Wrong!

The more I examined the cabinet, the more I noticed its defects. The cabinet face was real wood and looked good, but the frame was just particle board. It looked like it had water damage some time in the remote past (before we moved in.) I realized that if I painted, I would essentially be hiding water-damaged particle board. To make matters worse, the cabinetry had been installed over the flooring. To tear out the old linoleum, we would have to remove the cabinet or cut around it.

When I realized all this, I was overwhelmed by a sense of helplessness. I sat on the edge of the tub, exasperated. I am usually realistic about my talents and abilities. But this time I knew– I had truly bitten off more than I could chew.

My husband could sense my frustration at encountering these obstacles. He cheerfully concluded that we would just bite the bullet and buy a new vanity and toilet. The plumbing would have to be reworked (there were no under sink shut-off valves), and he was the guy to help me do it. He virtually did all the hard work and heavy lifting—from tearing out the old toilet and vanity to constructing the bead board wainscoting and trim to reworking the plumbing and installing the new flooring, toilet, and vanity.

I just painted and decorated and thanked my lucky stars that I have such a handy and generous husband, who is ready to bail me out of situations where I’m in way over my head…or when I slice off my finger.
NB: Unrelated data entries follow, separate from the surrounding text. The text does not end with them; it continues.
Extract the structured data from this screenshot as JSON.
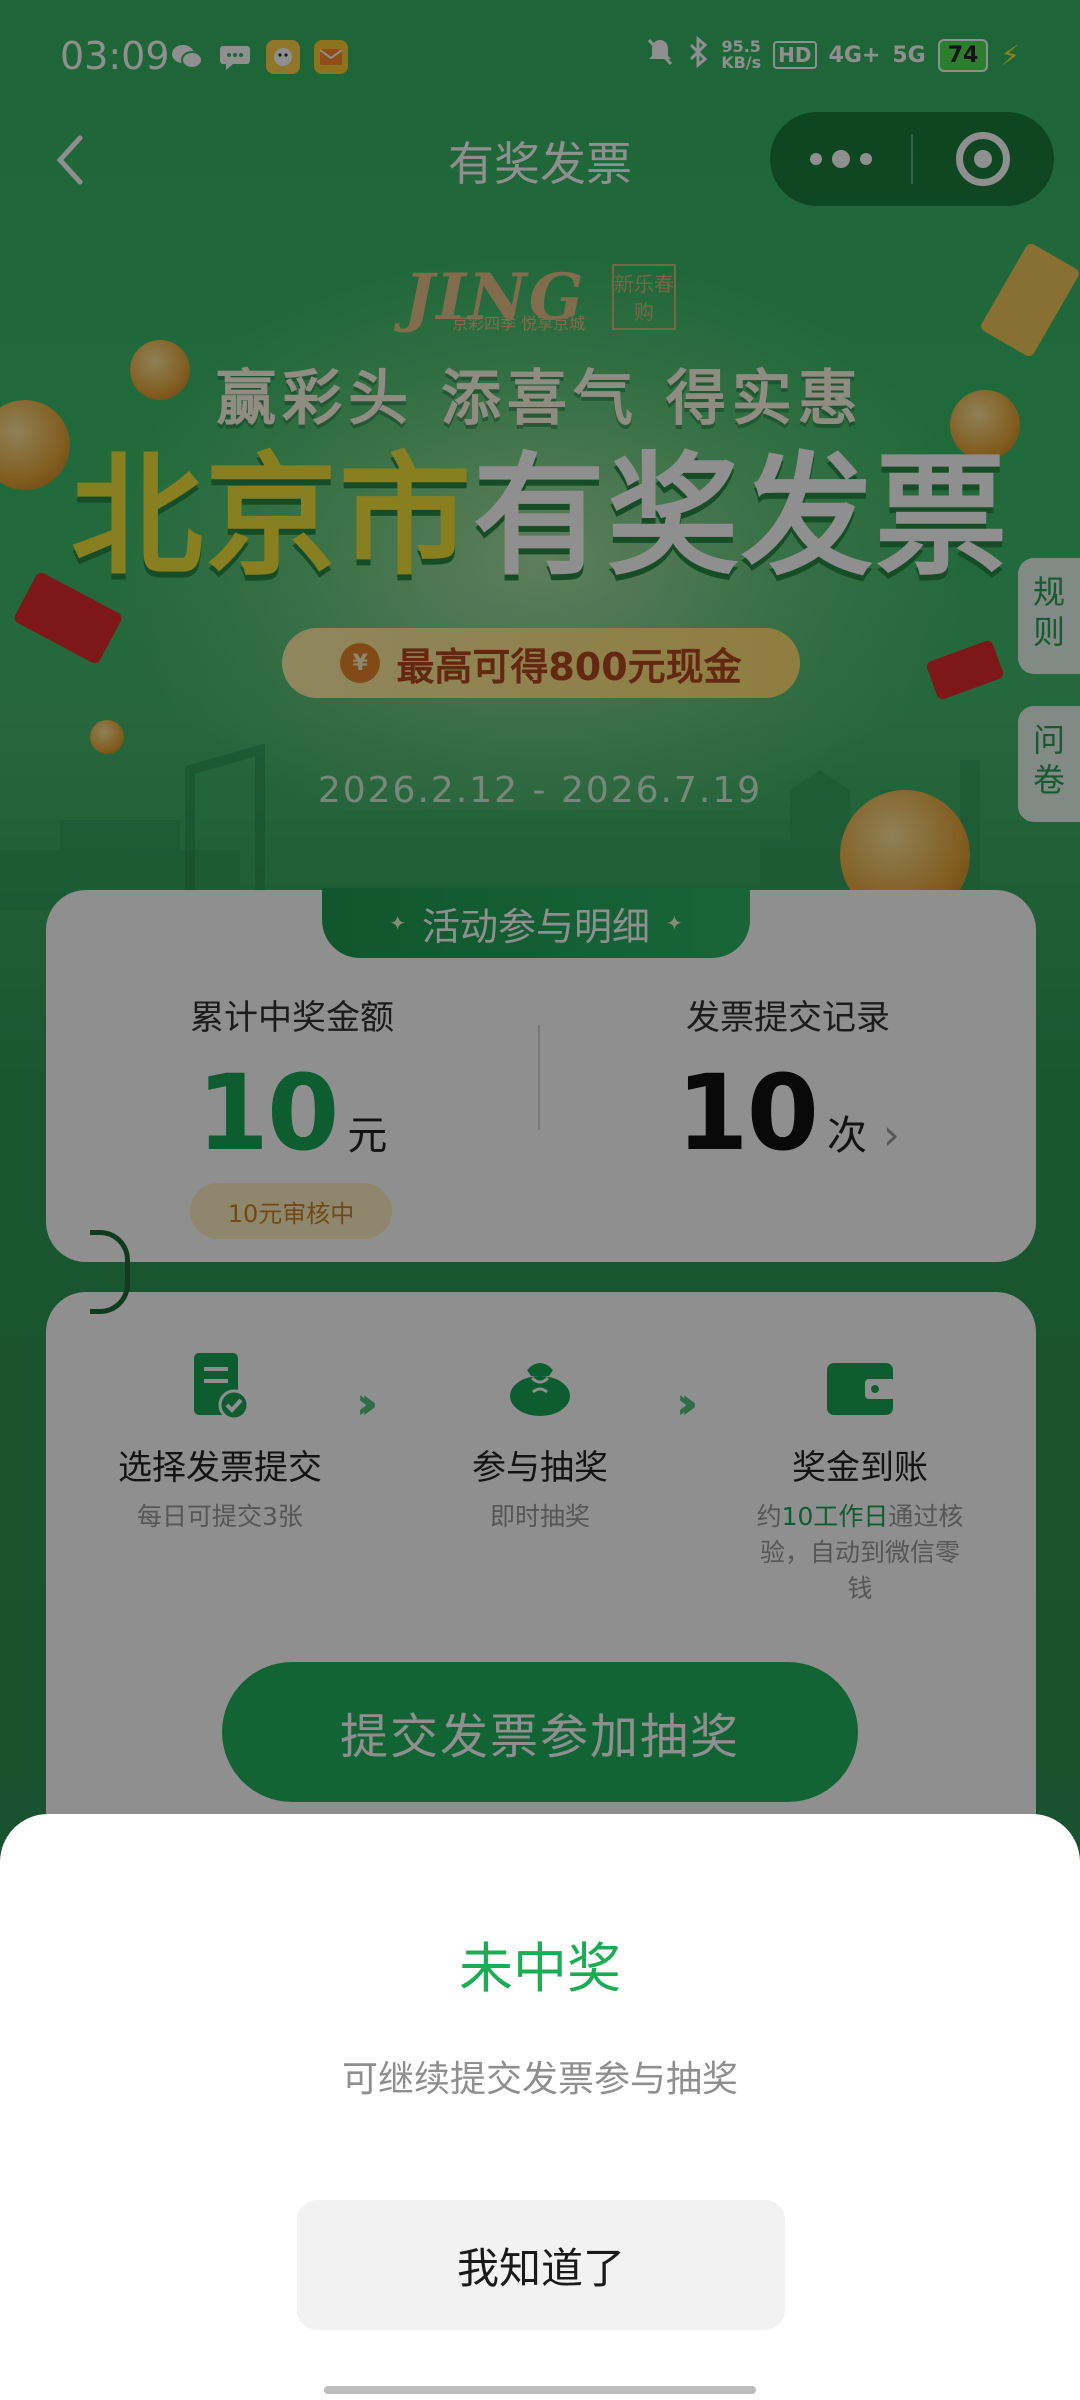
{
  "status_bar": {
    "time": "03:09",
    "net_speed_value": "95.5",
    "net_speed_unit": "KB/s",
    "hd_label": "HD",
    "signal_1": "4G+",
    "signal_2": "5G",
    "battery": "74"
  },
  "nav": {
    "title": "有奖发票",
    "back_icon": "chevron-left-icon",
    "more_icon": "more-dots-icon",
    "close_icon": "target-circle-icon"
  },
  "hero": {
    "logo_text": "JING",
    "logo_sub": "京彩四季 悦享京城",
    "logo_tag": "新乐春购",
    "slogan": "赢彩头 添喜气 得实惠",
    "headline_part1": "北京市",
    "headline_part2": "有奖发票",
    "prize_icon": "¥",
    "prize": "最高可得800元现金",
    "dates": "2026.2.12 - 2026.7.19"
  },
  "side_tabs": {
    "rules": "规则",
    "survey": "问卷"
  },
  "activity": {
    "section_title": "活动参与明细",
    "total_prize_label": "累计中奖金额",
    "total_prize_value": "10",
    "total_prize_unit": "元",
    "review_status": "10元审核中",
    "records_label": "发票提交记录",
    "records_value": "10",
    "records_unit": "次"
  },
  "steps": [
    {
      "icon": "document-check-icon",
      "title": "选择发票提交",
      "sub": "每日可提交3张"
    },
    {
      "icon": "money-bag-icon",
      "title": "参与抽奖",
      "sub": "即时抽奖"
    },
    {
      "icon": "wallet-icon",
      "title": "奖金到账",
      "sub_prefix": "约",
      "sub_highlight": "10工作日",
      "sub_rest": "通过核验，自动到微信零钱"
    }
  ],
  "submit_button": "提交发票参加抽奖",
  "dialog": {
    "title": "未中奖",
    "message": "可继续提交发票参与抽奖",
    "confirm": "我知道了"
  },
  "colors": {
    "brand_green": "#21b35f",
    "headline_yellow": "#f3e23a",
    "prize_text": "#b0481b",
    "review_text": "#c88420"
  }
}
But that’s a story for a different blog.

20170508_171624I found a cottage-style bead board cabinet at Lowe’s and worked the décor around that. Because I had salvaged the old tub and tile, I wanted a clean, white cottage look. Once I explained to my husband my ideas for the bead board wainscoting, he knew exactly what he had to buy, do, saw, and nail.

I merely painted– everything– from the light fixture to the mirror to the walls (Home Decorator’s Bayberry Frost from Home Depot) to the bead board and the trim. I even distressed the wooden face plates.

By removing the old wall cabinet behind the toilet, I found space for an original print of mine. Instead of drilling holes in the shower stall for a curtain, I found a bowed tension shower curtain rod and cottage style shower curtain at Target. Things came together within a relatively short period of time, and the final result was more functional, lovelier, and more up-to-date than the old bath.

Ultimately, it took two weeks and about $1,000 to fix up the bath, which is not bad at all for an almost-full bath remodel.

Of course, I’d be nowhere without my hubby and his expertise. He actually taught me a little more about plumbing—and about maintaining your composure in the face of enormous obstacles.

Thanks for visiting,

Lois